Sunday, 30 October 2011

Tristan 3 - HMS Clyde 2

Sorry for the hiatus. I've now got the key the internet cafe and can get online out of hours when it is a little faster. Well, less slow. I've got so much to tell you I hardly know where to begin. Anyway here goes. I'll fill some of the other gaps in future posts.

We don’t get many visitors! So Friday was a particularly momentous day for Tristan. The Royal Navy ship HMS Clyde visited and spent the day here. She is en route between the Falkland Islands and Cape Town. The Administrator, the UK Government rep, took the opportunity of an audience to unveil a plaque - on the summit of the Volcano whose eruption lead to the complete evacuation of the island 50 years ago to the month. And while the Administrator and his wife entertained the ship’s captain to lunch at the Residency, the Tristan football team entertained a team from the ship on the adjacent pitch, with a large audience of sheep and cattle and a few islanders watching. The island team won 3-2, maintaining its run of four consecutive wins. It was a beautiful day and only a few islanders turned out to watch as there was important work to do in the potato patches (allotments). Ensuring the continuity of food supply and ultimately survival on one of the world’s most remote islands is a deeply ingrained island instinct. 

In any website on Tristan you always see this welcome sign. But when I arrived I was puzzled because I couldn't find it anywhere. Apparently it is so windy on the island that unless there are visitors and it's calm they take all signs down - including the welcome sign, road signs and one telling you we are 5,386 miles from London! So it suddenly appeared again when the HMS Clyde was in port.
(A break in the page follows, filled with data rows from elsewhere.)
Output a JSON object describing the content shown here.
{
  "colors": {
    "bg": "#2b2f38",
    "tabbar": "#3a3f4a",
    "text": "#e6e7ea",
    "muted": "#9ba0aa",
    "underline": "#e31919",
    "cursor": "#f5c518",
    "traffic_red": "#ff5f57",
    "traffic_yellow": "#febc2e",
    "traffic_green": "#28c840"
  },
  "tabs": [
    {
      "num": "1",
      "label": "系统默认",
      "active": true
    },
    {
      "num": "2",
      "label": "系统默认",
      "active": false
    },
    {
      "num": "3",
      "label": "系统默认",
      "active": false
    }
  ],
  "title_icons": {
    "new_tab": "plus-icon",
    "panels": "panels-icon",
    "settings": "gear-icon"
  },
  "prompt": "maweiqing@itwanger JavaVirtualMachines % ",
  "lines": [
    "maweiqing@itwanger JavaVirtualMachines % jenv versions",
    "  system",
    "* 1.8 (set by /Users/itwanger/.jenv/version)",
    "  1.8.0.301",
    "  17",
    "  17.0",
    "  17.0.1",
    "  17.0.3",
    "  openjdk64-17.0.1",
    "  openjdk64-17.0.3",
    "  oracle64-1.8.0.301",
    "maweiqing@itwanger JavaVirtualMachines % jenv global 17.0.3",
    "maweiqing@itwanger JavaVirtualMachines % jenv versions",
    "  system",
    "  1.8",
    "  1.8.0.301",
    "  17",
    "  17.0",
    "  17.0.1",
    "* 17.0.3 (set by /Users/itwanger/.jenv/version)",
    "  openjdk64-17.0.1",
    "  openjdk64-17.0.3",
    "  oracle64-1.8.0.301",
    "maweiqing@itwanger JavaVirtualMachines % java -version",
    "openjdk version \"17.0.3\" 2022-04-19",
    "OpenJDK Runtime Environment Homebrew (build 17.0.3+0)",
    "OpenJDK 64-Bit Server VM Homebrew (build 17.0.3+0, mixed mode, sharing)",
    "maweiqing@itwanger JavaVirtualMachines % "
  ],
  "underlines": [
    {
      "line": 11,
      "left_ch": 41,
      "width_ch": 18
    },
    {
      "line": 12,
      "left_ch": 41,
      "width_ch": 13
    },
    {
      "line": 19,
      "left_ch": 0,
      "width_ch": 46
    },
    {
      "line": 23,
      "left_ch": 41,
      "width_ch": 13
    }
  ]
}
It’s been a busy week for island fishermen and the fish processing factory, with three ‘fishing days’. Let me explain. There are only two employers on the island. The Tristan da Cunha government itself is by far the biggest. It runs an administration office and a treasury including bank, and a number of departments, like agriculture, mechanical, electrical, carpentry, communications, shop, post office, health and education. The other is the lobster processing factory. But many of the government staff are fishermen and on one of the few days which are good enough to launch the boats and get in and out of the harbour safely, a bell is donged at 4.45am and normal island life is suspended for the day. Generally there are 60 fishing days a year. The number is variable and depends on catches and quotas as it is critical that the fishing is sustainable. Once offloaded the factory works flat out to process and freeze the fish catch as soon as possible to ensure freshness. 
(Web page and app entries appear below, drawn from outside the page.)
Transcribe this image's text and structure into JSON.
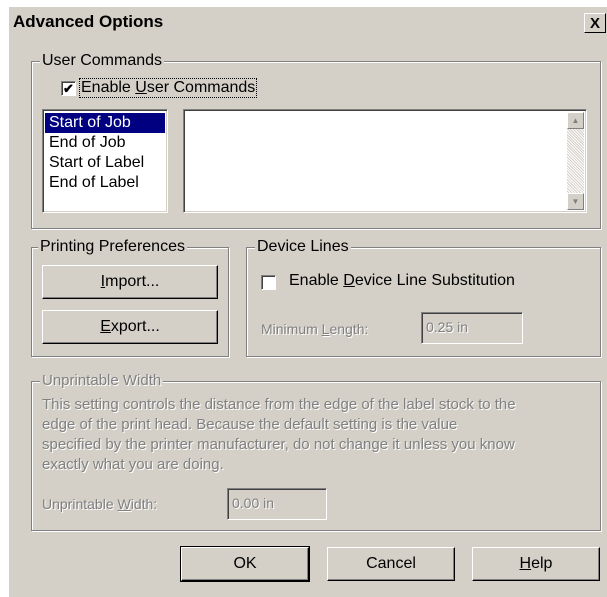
{
  "window": {
    "title": "Advanced Options",
    "close_symbol": "X"
  },
  "user_commands": {
    "legend": "User Commands",
    "enable_pre": "Enable ",
    "enable_u": "U",
    "enable_post": "ser Commands",
    "enable_checked": true,
    "checkmark": "✔",
    "list_items": [
      "Start of Job",
      "End of Job",
      "Start of Label",
      "End of Label"
    ],
    "selected_index": 0,
    "command_text": "",
    "scroll_up": "▲",
    "scroll_down": "▼"
  },
  "printing_preferences": {
    "legend": "Printing Preferences",
    "import_u": "I",
    "import_rest": "mport...",
    "export_u": "E",
    "export_rest": "xport..."
  },
  "device_lines": {
    "legend": "Device Lines",
    "enable_pre": "Enable ",
    "enable_u": "D",
    "enable_post": "evice Line Substitution",
    "enable_checked": false,
    "min_length_pre": "Minimum ",
    "min_length_u": "L",
    "min_length_post": "ength:",
    "min_length_value": "0.25 in"
  },
  "unprintable": {
    "legend": "Unprintable Width",
    "description_lines": [
      "This setting controls the distance from the edge of the label stock to the",
      "edge of the print head.  Because the default setting is the value",
      "specified by the printer manufacturer, do not change it unless you know",
      "exactly what you are doing."
    ],
    "field_pre": "Unprintable ",
    "field_u": "W",
    "field_post": "idth:",
    "field_value": "0.00 in"
  },
  "buttons": {
    "ok": "OK",
    "cancel": "Cancel",
    "help_u": "H",
    "help_rest": "elp"
  }
}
It’s been a momentous day in my kitchen too - preparing food for the week ahead. There is no fast or prepared food in the shop. I’ve made a loaf of brown bread, two mixed fruit tea cakes; butternut squash soup and a sausage and carrot casserole. But the really momentous bit is that I’ve used my last cabbage and carrot. There are none left in the island store and won’t be for at least another two weeks when the next supply ship unloads. The only fresh vegetables available in the 'canteen', as the supermarket is called, are onions and butternut squash. There are frozen vegetables but apart from peas they aren’t great - like tomatoes. I suppose that's one of the reasons every islander has an allotment. However the islanders are very kind and generous and I’ve been given potatoes, eggs, lobsters and a huge amount of beef and lamb – all delicious and produced on Tristan. I also get a bottle of milk delivered every other morning from Sylvia Green, straight from her cow, unpasteurised and still slightly warm. Its very creamy and great with coffee and frosties (when chilled).
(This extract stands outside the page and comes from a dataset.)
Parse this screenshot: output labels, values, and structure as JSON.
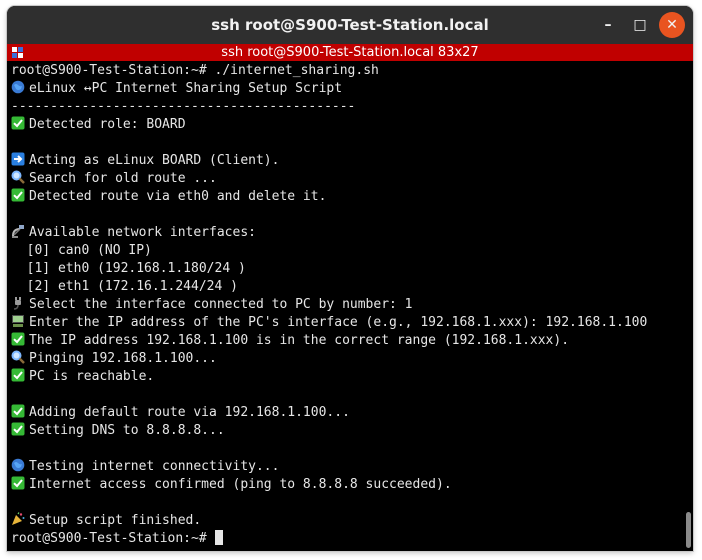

The weather seems to have settled down here after last week’s deluge. We’ve had several dry and sunny days, and we’ve been up on the plateau at 2,500 feet called the Base, three times in the last week. We should probably be up there again today but it is pretty exhausting and we need some time to recharge batteries (literally and metaphorically!) The ascent is as steep as anything I’ve done in the Alps and even once you get up there the going doesn’t get much easier with deep ravines (gulches) to cross every few hundred yards. The plants are pretty difficult to identify – just to add to the challenge – with a high proportion of grass and sedge species amongst the 90 native and 130 non-native plant species. Because the season is late these grasses and sedges are almost impossible to identify with only last year’s remnants of flowers to go on - which are now frayed, battered or missing after a winter of South Atlantic storms. However it should get easier with perseverance and the advancing season


  1. Good to see a mention of squash on your blog, Jim. Even if it is of the edible variety ;-)

  2. Hi Jim, this is Angus (seems I have to comment as Pa because that's what I am on my family blogspot). Anyway, good to have news of you in time for SAM. When folk asked after you, I couldn't tell them much till now. Things going fine here, with just the odd hiccup. No doubt as spring advances your ID problems will resolve themselves. Look forward to more postings.

  3. Great to catch up on the blog, Jim. Island life sounds fascinating. Good luck finding them plants. Dave